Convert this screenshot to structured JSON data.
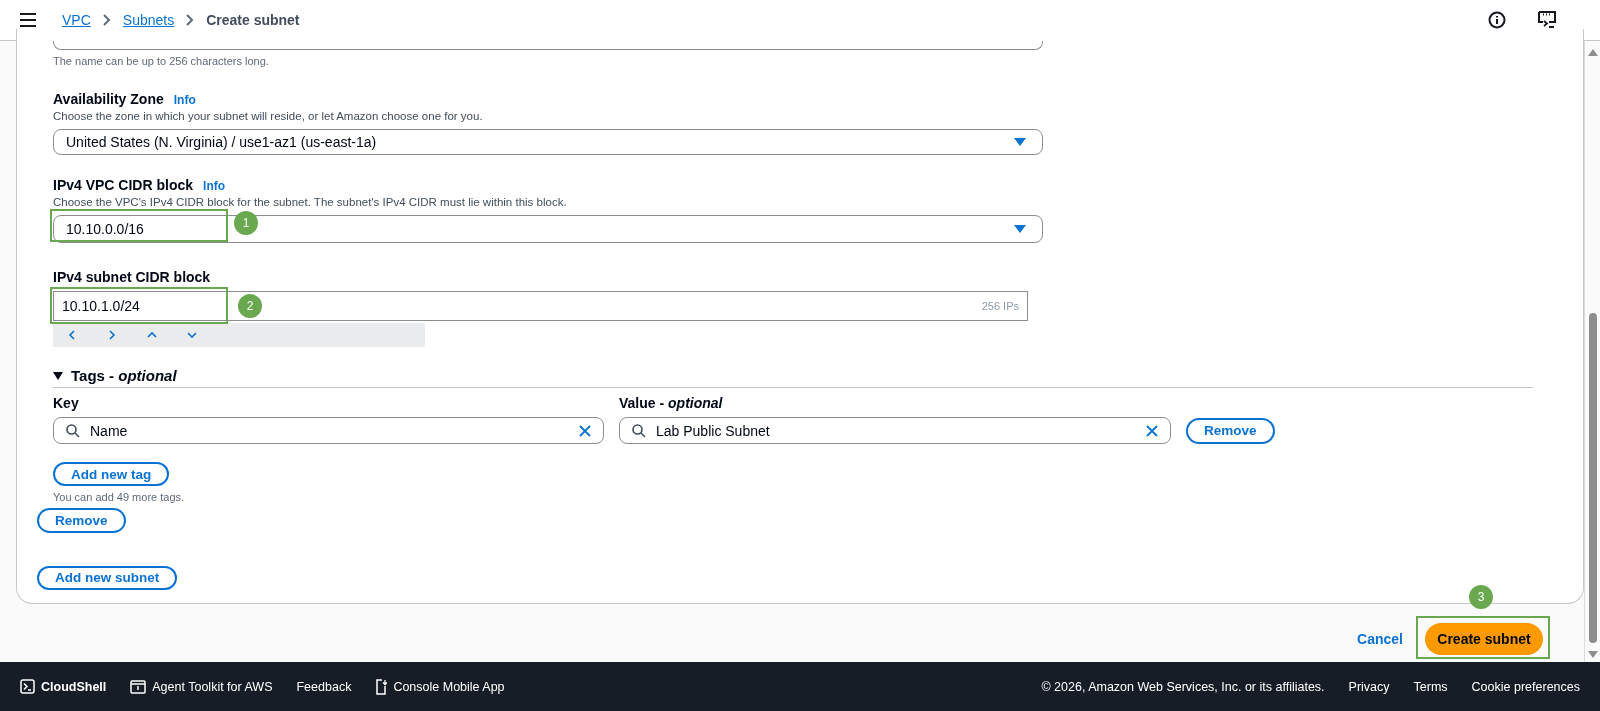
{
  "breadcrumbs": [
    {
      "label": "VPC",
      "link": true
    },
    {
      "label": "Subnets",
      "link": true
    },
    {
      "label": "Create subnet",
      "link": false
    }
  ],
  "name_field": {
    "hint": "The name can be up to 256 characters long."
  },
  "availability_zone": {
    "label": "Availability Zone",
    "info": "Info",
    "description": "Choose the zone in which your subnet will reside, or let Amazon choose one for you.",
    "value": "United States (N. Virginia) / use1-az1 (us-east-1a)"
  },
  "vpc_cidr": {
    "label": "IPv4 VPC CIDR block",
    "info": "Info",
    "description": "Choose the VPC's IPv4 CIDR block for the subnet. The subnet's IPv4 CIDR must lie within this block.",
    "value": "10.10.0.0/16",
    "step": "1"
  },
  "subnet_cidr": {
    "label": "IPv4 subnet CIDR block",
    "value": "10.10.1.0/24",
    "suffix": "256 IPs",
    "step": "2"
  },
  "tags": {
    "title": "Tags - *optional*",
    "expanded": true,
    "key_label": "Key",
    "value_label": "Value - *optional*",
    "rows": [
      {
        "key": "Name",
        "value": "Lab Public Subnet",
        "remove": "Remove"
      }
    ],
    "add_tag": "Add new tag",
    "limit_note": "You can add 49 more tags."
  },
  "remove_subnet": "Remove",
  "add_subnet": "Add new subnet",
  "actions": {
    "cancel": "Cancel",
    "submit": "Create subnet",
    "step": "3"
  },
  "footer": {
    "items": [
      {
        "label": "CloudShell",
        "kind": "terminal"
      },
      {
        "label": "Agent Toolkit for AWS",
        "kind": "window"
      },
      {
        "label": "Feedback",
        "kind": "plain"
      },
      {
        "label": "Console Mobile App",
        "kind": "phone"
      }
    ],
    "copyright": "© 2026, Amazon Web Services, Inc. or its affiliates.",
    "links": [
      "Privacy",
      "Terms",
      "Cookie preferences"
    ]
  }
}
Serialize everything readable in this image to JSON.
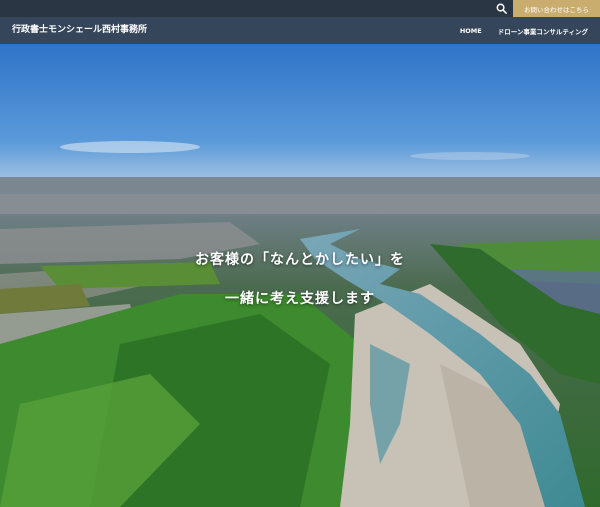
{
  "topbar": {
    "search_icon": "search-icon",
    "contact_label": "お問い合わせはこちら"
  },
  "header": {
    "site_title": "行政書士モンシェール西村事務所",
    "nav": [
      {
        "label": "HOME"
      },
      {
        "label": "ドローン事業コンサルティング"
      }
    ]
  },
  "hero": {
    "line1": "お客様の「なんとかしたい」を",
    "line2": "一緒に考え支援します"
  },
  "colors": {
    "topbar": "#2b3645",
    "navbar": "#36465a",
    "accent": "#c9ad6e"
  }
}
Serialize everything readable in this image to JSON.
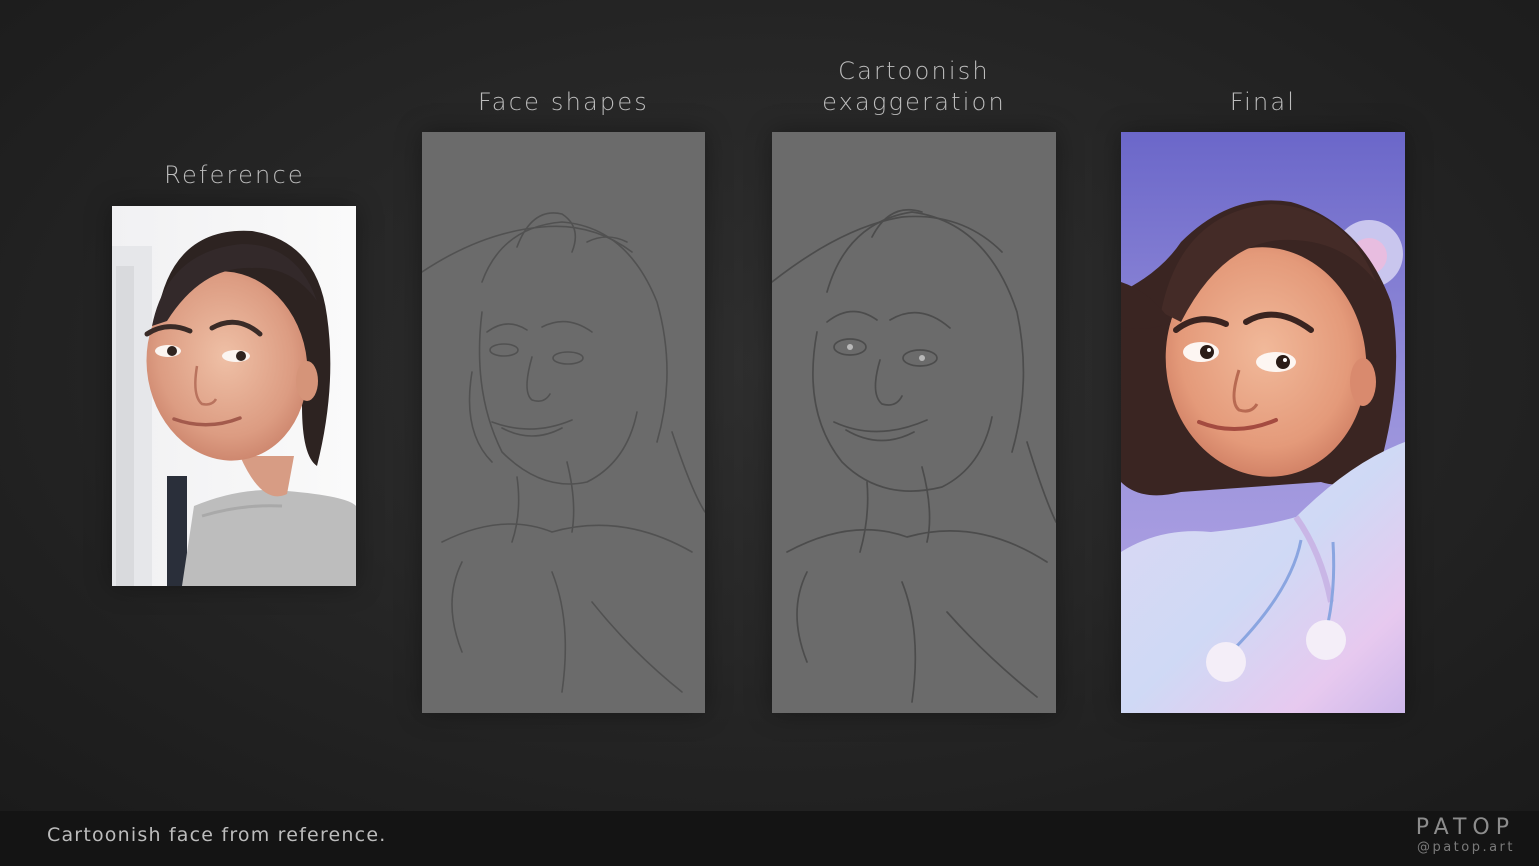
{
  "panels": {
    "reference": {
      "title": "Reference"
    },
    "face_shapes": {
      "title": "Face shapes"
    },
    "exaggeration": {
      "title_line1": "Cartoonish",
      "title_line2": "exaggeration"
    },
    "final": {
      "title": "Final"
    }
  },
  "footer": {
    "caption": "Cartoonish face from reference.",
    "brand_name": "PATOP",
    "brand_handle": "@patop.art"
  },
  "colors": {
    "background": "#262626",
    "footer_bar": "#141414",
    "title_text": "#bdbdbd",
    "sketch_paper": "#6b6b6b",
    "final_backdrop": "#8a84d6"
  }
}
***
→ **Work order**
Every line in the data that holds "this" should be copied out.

→ **The answer**
Convert this screenshot to structured JSON data.
    "description": "Choose the VPC's IPv4 CIDR block for the subnet. The subnet's IPv4 CIDR must lie within this block.",
Serialize everything readable in this image to JSON.
Serialize everything readable in this image to JSON.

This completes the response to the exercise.